Allergens are serious business, in everyday consumer life and in the life of a food production facility. Central kitchens and intermediate bakeries are among the businesses with the greatest need to have allergens under control.

According to the Food and Drug Administration, there were 437 food product recalls in 2015, with 39 attributed to bakery products. Thirty-two of those were blamed on allergens, ranging from milk, undeclared peanuts, tree nuts, egg, soy and wheat. The next year, out of 96 bakery recalls, 56 were due to allergens. Peanuts were involved in 22 of those recalls.

Recalls for allergens have been a persistent problem for a number of years no, with little to no sign of decline.

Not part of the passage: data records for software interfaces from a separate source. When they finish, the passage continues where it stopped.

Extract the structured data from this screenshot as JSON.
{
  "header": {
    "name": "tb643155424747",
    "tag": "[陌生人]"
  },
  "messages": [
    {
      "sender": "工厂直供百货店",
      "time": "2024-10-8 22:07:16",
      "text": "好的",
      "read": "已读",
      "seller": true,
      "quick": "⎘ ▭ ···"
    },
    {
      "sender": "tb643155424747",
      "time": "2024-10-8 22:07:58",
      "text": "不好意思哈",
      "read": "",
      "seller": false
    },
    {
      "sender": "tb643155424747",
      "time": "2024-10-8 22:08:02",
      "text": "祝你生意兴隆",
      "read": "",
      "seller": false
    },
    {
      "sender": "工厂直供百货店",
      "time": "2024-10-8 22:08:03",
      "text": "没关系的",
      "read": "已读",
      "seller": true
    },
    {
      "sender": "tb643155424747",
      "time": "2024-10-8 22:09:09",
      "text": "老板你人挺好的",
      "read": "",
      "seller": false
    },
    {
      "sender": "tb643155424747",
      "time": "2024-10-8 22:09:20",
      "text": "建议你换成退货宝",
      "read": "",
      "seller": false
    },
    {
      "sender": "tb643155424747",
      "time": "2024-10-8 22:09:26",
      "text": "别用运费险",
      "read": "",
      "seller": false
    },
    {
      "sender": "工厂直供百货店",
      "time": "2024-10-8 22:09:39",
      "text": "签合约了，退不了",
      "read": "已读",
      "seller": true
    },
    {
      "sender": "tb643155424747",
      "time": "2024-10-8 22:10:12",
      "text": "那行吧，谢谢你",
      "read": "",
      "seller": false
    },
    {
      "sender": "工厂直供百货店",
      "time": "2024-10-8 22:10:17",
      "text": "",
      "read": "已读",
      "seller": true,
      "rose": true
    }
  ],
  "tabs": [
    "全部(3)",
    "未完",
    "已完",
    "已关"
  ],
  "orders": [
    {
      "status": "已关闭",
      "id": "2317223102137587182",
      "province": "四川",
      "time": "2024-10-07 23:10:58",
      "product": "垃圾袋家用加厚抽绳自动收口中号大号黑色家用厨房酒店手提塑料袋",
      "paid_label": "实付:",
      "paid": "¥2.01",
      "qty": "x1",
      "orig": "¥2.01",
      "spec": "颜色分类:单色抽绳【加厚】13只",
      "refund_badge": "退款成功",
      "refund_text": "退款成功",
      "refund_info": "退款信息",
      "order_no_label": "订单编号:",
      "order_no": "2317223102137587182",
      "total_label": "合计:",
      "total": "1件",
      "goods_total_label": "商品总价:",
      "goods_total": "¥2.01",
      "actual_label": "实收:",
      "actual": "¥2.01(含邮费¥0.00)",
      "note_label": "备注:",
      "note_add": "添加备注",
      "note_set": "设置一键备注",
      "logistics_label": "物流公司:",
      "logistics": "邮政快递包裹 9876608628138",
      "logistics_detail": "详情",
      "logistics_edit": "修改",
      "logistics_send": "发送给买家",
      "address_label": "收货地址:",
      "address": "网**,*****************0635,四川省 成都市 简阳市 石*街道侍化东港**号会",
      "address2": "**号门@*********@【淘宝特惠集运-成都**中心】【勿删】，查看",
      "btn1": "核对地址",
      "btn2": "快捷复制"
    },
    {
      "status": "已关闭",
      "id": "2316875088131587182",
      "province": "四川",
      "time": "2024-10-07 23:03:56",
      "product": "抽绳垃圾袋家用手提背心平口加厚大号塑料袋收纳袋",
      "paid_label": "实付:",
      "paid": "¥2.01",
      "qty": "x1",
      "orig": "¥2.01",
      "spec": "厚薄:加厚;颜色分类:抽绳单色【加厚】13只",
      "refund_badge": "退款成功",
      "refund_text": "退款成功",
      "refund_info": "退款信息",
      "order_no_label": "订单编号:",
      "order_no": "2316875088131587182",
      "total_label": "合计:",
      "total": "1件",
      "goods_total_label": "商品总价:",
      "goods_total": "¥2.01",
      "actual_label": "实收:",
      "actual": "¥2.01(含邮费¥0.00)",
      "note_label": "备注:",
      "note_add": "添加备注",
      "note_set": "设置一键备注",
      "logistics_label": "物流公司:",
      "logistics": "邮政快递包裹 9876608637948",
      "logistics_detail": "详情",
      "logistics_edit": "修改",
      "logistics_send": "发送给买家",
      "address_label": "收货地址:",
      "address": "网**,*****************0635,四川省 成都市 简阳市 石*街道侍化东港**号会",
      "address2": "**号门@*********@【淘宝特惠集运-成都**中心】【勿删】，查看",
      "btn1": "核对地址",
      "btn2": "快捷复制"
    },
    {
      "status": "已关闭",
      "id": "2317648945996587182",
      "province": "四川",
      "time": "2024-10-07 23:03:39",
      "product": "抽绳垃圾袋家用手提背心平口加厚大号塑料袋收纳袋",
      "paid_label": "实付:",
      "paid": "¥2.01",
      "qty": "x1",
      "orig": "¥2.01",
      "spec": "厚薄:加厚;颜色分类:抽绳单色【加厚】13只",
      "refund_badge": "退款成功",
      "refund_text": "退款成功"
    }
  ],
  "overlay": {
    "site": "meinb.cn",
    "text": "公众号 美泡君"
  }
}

And while there are many possible steps in a sanitation strategy that can help curb problems, one of the very first steps can be among the most important.

Testing for allergens before running a product through a line can help drastically reduce problems, according to Fernado Mora, western regional sales manager for Hygiena, foodservice solutions company headquartered in the U.S. in Camarillo, California.

The company offers a pair of tests — AllerSnap and AllerFlow — that serve as quick indicators for allergenic proteins.

“The way my customers use it, the intent is that it’s a quick changeover,” Mora says. “Typically, they’re running an allergen through a line and then they’re cleaning it, testing it and making sure that the line is totally clean before they process a non-allergen.”

Both tests feature a color metric swab, meant to allow the end user a quick reaction in a timely manner to understand if they’ve adequately cleaned food production contact surfaces.

“Basically, you’re trying to control the amount of potential allergenic residue that’s leftover that could result in cross-contamination,” Mora says.

AllerSnap is a broad range allergen surface test that verifies proteins have been removed from surfaces. The self-contained test detects a wide range of allergens, including shrimp, wheat, peanut, egg, milk, soy, almonds and sesame. The company says this feature helps eliminate additional costs associated with running specific allergen tests.

“The process we have is most easily interpreted is by the color metric,” Mora says. “Basically, we put a color table on the swab itself and then the medium inside the swab turns a color and then you just match it. It tells you if it’s a pass, once it gets to a certain color it’s a caution and once it gets to a certain color it’s a fail.”

Green means clean and purple means re-clean, according to the company. The more protein in the sample, the deeper and dark the purple becomes.

AllerFlow is a gluten-specific test for surfaces. It combines the sample collection swab design and classic lateral flow technology. The sample swab holds pre-measured, ready-to-use buffer. Once an area is swabbed, the device is activated with a snap and squeeze action and the sample is then poured onto the lateral flow cassette.

If a sample contains five parts per million of more of gluten, a red line appears on the cassette.

“That’s the easiest way to do something like that and we can do it because these are residue tests and not product tests,” Mora says. “If it’s a product test, it’s more of a per-volume test, which gets a lot more difficult to interpret. And this helps in covering all potential areas where there could be risk.

“This really is a pretty simple, first-level kind of step. It’s not a product test or a really in-depth test. Our products are meant to be used at the sanitation level to ensure that you’re starting with, literally, a clean slate before a product contacts a surface.”

Tests like this become even more important in today’s climate, Mora says, where allergens are on the minds of many consumers. Commissaries and bakeries are spending much more time and money ensuring the food they bill as allergen-free really is.

“The sanitation processes that companies have in place these days are a lot more extreme than they were before. Not only are they testing the product themselves, but surfaces,” he says. “In the past, if they were looking for something specific, they tested the product and that’s how they would measure it.  Now they’re testing the product itself as well as the contact surfaces. They’re trying to minimize their risk. They’re thinking ‘Well, maybe we did good with the product, but if there’s still something on the surface, it could eventually show up in the product at the end of the day anyway.’”

That might be double important when it comes to gluten, which continues to be a hot-button topic among consumers, retailers and producers.

“If you have a product and you’re going to claim it was made in a gluten-free facility, or something like that, you have to live by that seal that’s on the box of your product,” Mora says. “Our customers have definitely increased the amount of testing they’re doing because of the awareness. I would say in the last couple of years it’s changed drastically. It’s been brought to the forefront a lot more because so many people nowadays are claiming to have gluten-free diets. It’s changed a lot in the sense that it’s more of a common test for a lot of different customers. The marketing of the products themselves has a lot to do with it.”

Not to mention, allergen detection is now a common topic of discussion when it comes to audits.

“We always get the phone call from the customer that says they need to verify my sanitation procedures and almost always in that same conversation, allergens and allergen checks are brought up,” Mora says. “The auditors out there are also looking for it. Now they’re asking, ‘Do you clean and what are you doing about checking for allergens?’ It used to be more like ‘you probably should.’ Now it’s more like ‘Tell me what you used today.’”


“The sanitation processes that companies have in place these days are a lot more extreme than they were before.”

Fernando Mora, Hygiena